The day after the bombing, we had been scheduled to go to Cambridge with our kids. We were going to ride the T and see the ducks and the swan boat in the public garden. Instead, we went to the dinosaur museum in Amherst and rode our bikes on the bike path and had our cousins over for a campfire complete with marshmallows and singing and the spring’s first case of poison ivy. As the moon rose and the sun set, I pulled out my guitar and we all sang “Hey Jude,” the older kids huddled together in my soft guitar case, and four-year-old Jay playing along on his collection of tambourines and wooden blocks. We sang a few songs, but the kids wanted “Hey Jude” again. Paul McCartney’s song of comfort to his young friend Julian Lennon on the occasion of his parents’ divorcing reached easily through the decades and comforted us, as we channeled it through guitar and voices (and tambourines. And really loud screeches).

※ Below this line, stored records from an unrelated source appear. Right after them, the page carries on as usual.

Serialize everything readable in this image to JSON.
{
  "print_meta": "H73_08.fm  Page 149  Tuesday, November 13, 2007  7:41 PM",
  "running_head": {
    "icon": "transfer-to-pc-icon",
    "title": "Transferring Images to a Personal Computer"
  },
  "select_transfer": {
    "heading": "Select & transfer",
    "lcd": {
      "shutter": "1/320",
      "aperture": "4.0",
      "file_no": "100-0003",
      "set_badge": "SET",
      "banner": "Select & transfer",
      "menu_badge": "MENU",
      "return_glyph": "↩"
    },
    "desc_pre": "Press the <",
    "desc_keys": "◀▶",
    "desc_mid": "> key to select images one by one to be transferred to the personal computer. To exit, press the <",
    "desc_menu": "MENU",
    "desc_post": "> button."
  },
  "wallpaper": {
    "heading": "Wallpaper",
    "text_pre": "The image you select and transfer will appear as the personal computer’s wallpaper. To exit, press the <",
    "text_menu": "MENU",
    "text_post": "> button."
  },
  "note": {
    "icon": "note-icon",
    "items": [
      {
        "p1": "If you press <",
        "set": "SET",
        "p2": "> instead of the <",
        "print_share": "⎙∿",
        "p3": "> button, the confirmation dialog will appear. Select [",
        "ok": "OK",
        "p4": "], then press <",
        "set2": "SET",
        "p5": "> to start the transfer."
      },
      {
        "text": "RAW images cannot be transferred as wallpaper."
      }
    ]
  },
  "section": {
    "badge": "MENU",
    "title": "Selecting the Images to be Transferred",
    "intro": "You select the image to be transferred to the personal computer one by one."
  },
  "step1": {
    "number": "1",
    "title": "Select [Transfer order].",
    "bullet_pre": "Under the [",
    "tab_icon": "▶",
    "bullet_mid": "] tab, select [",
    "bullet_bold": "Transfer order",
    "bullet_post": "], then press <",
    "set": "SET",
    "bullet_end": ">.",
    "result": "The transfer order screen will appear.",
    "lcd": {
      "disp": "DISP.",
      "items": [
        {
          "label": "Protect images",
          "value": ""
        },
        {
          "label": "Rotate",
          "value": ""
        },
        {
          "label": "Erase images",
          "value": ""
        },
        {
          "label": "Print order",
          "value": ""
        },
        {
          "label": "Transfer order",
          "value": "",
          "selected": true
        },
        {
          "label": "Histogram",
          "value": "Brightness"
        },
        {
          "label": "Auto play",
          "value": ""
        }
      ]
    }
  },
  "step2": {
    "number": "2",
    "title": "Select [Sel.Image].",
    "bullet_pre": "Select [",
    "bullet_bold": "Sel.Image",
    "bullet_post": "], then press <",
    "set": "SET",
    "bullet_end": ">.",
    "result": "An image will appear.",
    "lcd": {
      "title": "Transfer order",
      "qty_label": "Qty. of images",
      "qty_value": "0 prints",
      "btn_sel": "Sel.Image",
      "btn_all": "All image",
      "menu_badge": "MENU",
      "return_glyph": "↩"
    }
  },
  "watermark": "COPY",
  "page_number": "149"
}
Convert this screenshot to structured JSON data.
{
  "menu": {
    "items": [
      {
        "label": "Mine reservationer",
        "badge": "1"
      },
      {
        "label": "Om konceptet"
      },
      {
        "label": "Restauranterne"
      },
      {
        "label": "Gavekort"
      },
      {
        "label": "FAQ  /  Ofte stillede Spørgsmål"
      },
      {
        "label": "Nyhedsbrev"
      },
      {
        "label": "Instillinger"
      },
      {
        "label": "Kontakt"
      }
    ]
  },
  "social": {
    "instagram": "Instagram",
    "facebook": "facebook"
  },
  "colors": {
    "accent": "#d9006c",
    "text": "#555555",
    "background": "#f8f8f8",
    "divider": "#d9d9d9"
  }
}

Our happiness as a nation has diminished since 1955, says Annie somewhere in the middle of the Story of Stuff, because even though we now have way more stuff than we used to have, we don’t have the time to use it. We don’t sit around and talk to our neighbors, laugh around the kitchen table, jam around the campfire. But last Tuesday, we did. The smoke rose and so did our voices, filling the space between birth and death, between you and me, between known and unknown. In the face of Boston, in the aftermath of Earth Day and my own and our collective shame at the state of the world, it can be hard to keep on hoping for a better world. In my own little microcosm, it can be hard to believe that my poor old body can ever get straightened out again; it’s been hunched over keyboards, guitars and babies for way too long. But what is the alternative? William Sloane Coffin says hope is “a matter of the soul, not about the circumstances of one’s life.” It’s all about that light in the darkness. The darkness is so much more vast than that wee little light. But all one needs to see a little is a wee little light. So I will go back to my yoga, my boring daily stretches. I will go back to circling the house before bed to make sure all electrical appliances are unplugged and taking their own rest. I will restrain my consumer impulses. And I won’t forget to pick up my guitar when I start to lose hope. Better yet, I’ll find some under-20s and sing with them.